Being Mindful

Expectations. What we want to happen. What we hope will happen.

Except things rarely turn exactly as we expect.

Again today, I met with several elderly widows in a nearby retirement community who wanted to hear more about my three years on a sailboat, a story I told in Sailing Down the Moonbeam.

Today’s topic was expectations—the fact that nothing on a sailboat ever goes according to plan. You can’t control the wind or the currents, so you have to live in the moment. Buddhists call it “mindfulness.”

I struggled as I drew up the agenda for the day. I already knew that each of the women had done something quite extraordinary with her life. What insights did my sailing adventure offer that they didn’t already know?

I needn’t have worried. When I mentioned mindfulness and the related Buddhist notion that suffering is a consequence of desire—of wanting something you don’t have, of wanting to hang on to something you once had—it struck a chord. The hour flew by, as they shared their experiences of dealing with change in their own lives.
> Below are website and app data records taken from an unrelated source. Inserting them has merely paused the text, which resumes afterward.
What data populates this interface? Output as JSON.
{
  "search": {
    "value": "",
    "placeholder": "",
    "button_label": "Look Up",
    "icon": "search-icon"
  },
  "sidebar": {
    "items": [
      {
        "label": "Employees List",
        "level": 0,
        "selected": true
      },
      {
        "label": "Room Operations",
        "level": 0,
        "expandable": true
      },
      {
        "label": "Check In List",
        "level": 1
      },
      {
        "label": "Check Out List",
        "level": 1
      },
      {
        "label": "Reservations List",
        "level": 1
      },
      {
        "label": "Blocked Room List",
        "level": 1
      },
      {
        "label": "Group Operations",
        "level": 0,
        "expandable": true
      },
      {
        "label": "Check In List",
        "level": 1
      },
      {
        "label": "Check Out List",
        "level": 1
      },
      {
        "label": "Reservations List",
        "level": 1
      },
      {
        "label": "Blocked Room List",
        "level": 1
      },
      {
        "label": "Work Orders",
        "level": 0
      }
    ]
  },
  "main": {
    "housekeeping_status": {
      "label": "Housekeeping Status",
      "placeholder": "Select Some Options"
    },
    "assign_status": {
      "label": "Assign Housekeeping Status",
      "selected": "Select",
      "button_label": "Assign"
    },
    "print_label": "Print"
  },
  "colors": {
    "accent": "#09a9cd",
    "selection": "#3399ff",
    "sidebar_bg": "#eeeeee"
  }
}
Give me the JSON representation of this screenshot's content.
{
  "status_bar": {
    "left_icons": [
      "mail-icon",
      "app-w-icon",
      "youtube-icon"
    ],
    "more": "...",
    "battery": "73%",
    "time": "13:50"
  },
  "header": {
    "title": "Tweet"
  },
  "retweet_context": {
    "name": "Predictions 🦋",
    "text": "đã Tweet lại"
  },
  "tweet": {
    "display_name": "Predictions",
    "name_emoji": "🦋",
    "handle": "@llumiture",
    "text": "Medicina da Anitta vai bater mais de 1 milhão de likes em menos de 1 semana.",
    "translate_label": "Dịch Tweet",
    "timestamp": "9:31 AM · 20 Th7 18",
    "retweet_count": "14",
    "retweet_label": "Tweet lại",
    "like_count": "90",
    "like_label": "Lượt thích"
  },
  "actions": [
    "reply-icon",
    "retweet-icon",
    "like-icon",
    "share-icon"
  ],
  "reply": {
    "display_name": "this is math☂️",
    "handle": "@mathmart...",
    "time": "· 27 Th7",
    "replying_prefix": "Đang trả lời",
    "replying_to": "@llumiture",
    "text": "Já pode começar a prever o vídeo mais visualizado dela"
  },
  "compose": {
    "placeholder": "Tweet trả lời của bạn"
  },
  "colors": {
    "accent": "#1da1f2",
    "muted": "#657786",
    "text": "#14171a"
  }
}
We never got around to my agenda. They were learning from each other. And once again, I was learning from them.

That was mindfulness in action.


  1. This is one of the reasons I love my day job, Mary.
    I work with elderly women most of whom are on Hospice
    I learn so much from them. One of the most valuable things I’ve learned is to value and preserve precious memories.

    • Doreen. Thanks for the lovely thought … and for delving so far back into the archived blogs! We can always learn from other people, even when (in theory) we are supposed to be teaching!

  2. Elaine Moxon says


    What a beautiful story. Nothing can replace wisdom. No research texts can compare to first hand memories. I can empathise with your experience, having given a couple of talks on history, relating to my novels. I too worried what to share that might inform my audience. In the end it was the open discussion at the end, and after talk drinks where I learned some interesting things from my audience. It was humbling and uplifting.

    • Mary Gottschalk says

      Thanks Elaine. I agree that the best part of book groups and readings is the discussion that follows … in part what I as a human being learn from other’s experiences, in part the pleasure that I as an author or teacher get in realizing that my words or ideas have been able to touch something significant in my readers or students.
      Thanks for stopping by … I’ll check out your website!